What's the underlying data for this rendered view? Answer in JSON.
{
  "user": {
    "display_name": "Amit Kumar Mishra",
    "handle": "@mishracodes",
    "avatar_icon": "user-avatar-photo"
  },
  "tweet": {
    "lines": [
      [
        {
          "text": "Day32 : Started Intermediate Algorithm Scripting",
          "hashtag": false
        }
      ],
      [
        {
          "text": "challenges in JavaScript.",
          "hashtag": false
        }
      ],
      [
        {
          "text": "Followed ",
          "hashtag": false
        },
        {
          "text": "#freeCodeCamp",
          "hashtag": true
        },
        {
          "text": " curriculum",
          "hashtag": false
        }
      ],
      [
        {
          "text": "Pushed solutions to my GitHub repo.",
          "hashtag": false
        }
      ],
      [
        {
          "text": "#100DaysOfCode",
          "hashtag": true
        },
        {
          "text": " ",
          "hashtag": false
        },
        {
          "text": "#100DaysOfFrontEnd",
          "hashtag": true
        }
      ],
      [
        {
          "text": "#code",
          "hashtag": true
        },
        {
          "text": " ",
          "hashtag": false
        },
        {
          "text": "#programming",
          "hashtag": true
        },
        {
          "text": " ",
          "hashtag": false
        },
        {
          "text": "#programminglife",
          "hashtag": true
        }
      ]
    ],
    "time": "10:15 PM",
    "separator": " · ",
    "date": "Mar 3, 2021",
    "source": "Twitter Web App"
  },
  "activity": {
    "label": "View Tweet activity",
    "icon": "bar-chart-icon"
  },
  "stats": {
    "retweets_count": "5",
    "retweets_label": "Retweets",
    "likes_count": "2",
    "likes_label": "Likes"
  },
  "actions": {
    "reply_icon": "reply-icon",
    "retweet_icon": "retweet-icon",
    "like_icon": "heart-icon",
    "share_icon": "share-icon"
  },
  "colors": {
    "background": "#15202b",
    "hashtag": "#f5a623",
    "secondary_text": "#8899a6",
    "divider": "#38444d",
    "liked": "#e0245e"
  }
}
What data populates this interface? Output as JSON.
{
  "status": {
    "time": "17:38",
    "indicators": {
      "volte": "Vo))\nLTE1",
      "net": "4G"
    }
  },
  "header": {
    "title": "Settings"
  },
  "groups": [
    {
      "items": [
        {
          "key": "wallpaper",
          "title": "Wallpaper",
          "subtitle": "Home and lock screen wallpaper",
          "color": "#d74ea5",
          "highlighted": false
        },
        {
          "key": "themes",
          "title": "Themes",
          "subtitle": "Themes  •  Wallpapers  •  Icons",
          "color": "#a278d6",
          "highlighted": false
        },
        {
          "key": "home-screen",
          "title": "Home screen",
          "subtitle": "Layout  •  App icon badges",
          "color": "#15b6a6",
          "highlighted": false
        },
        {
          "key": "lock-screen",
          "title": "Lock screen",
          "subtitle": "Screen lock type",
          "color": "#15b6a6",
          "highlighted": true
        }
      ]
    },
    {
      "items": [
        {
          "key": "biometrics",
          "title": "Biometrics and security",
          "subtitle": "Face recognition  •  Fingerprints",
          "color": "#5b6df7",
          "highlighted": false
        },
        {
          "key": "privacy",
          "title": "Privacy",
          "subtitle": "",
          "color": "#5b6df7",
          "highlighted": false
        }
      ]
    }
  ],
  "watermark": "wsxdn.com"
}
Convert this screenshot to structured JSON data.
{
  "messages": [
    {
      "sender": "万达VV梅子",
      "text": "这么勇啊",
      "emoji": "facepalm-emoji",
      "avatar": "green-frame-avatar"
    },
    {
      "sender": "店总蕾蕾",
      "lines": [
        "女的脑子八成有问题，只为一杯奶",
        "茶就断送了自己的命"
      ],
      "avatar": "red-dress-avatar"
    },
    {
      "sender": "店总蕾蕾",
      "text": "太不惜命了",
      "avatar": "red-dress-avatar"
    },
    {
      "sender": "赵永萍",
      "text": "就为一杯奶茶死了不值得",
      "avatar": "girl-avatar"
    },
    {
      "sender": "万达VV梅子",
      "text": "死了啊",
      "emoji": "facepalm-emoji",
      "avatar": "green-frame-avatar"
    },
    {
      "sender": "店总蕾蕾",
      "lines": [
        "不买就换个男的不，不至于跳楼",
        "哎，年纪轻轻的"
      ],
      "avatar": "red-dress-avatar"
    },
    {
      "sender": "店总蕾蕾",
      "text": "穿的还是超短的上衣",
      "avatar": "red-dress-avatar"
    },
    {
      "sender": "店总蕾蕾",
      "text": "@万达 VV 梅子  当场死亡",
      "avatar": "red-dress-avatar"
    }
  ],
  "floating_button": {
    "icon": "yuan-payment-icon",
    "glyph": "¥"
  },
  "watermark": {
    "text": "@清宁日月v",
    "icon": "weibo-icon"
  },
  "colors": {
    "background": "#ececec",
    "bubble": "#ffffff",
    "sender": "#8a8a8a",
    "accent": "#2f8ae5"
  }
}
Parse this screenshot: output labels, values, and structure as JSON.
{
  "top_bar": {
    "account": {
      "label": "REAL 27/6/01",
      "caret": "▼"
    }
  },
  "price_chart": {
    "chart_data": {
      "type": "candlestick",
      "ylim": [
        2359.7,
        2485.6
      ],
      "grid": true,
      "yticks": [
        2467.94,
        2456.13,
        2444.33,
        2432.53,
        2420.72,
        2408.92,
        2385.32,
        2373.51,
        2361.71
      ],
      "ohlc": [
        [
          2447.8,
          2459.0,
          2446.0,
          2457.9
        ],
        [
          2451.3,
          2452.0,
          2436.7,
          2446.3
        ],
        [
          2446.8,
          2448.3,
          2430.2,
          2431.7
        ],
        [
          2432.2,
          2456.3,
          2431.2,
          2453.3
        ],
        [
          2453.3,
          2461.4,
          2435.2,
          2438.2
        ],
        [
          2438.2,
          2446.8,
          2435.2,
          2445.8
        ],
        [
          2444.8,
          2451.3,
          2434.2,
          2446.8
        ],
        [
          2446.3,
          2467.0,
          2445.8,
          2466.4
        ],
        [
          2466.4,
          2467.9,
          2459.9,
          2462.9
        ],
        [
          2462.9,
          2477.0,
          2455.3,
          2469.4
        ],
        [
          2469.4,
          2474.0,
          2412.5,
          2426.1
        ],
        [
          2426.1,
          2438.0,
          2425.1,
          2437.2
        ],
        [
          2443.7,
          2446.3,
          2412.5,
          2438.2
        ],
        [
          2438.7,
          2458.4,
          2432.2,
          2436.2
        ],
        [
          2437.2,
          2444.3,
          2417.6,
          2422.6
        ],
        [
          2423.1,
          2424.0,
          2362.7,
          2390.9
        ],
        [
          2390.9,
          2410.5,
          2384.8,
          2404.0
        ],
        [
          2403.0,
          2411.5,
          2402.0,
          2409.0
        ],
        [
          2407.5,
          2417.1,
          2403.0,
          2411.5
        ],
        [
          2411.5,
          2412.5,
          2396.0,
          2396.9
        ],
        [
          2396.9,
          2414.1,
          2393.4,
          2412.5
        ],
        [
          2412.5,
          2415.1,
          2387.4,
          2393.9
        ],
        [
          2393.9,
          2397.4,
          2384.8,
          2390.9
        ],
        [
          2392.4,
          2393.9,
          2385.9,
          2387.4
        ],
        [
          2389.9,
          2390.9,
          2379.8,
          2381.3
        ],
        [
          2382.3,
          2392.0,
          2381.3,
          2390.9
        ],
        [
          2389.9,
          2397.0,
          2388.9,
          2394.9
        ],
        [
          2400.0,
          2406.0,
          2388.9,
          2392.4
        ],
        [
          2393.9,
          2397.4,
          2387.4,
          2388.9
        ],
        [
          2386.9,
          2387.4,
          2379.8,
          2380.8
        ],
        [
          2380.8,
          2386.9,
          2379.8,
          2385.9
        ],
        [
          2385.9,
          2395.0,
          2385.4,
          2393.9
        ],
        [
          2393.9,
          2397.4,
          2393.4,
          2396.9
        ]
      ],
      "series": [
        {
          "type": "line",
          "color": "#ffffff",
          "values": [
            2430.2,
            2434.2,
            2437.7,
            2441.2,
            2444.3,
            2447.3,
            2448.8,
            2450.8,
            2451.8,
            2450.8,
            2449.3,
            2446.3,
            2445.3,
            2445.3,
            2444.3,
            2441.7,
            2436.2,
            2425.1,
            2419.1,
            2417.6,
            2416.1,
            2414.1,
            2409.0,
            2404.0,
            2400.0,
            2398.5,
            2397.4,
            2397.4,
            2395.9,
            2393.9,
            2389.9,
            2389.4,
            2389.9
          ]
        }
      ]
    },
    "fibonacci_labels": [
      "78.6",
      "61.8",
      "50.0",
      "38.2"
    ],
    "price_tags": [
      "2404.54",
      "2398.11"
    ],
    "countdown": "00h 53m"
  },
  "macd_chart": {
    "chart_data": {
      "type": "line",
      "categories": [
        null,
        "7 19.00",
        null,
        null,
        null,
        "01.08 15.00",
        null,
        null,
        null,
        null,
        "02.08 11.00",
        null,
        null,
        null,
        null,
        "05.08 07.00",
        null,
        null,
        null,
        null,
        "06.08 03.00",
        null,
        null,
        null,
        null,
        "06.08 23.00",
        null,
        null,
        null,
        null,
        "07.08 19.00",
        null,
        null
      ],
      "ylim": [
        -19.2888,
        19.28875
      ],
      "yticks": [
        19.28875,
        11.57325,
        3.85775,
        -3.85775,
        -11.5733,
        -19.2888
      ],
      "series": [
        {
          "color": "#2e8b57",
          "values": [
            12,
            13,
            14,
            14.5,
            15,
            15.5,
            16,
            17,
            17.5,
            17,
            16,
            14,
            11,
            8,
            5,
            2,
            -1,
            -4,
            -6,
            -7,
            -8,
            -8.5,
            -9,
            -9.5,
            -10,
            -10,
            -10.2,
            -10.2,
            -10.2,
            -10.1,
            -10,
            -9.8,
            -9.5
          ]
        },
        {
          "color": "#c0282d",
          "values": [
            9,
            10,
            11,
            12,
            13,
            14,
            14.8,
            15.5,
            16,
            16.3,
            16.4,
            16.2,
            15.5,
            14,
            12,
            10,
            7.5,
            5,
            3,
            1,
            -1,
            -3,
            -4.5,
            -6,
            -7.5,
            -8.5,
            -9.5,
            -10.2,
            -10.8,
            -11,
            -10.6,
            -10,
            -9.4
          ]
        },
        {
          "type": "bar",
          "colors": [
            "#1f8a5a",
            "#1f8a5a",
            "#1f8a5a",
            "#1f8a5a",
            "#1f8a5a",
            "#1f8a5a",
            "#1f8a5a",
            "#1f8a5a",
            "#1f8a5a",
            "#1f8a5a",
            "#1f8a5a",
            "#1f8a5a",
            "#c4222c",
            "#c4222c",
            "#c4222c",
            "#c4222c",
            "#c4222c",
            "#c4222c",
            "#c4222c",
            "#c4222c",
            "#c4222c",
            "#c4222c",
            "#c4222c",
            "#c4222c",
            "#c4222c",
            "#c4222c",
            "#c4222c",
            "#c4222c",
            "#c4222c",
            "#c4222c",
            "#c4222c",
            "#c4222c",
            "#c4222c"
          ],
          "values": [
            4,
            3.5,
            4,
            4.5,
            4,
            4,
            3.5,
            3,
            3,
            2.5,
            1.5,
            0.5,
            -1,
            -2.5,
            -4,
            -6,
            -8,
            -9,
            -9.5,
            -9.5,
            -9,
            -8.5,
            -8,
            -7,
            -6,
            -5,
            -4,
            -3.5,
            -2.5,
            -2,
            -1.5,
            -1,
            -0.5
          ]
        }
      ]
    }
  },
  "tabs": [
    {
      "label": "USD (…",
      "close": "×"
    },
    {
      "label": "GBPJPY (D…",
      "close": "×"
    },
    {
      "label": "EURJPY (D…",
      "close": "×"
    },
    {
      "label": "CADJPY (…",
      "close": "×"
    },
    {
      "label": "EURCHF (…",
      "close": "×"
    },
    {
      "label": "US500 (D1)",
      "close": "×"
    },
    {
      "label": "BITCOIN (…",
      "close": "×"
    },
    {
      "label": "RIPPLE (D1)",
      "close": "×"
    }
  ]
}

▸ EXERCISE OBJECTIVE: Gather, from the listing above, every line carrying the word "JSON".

▸ WRITTEN RESPONSE:
What's the underlying data for this rendered view? Answer in JSON.
What data populates this interface? Output as JSON.
Convert this screenshot to structured JSON data.
Parse this screenshot: output labels, values, and structure as JSON.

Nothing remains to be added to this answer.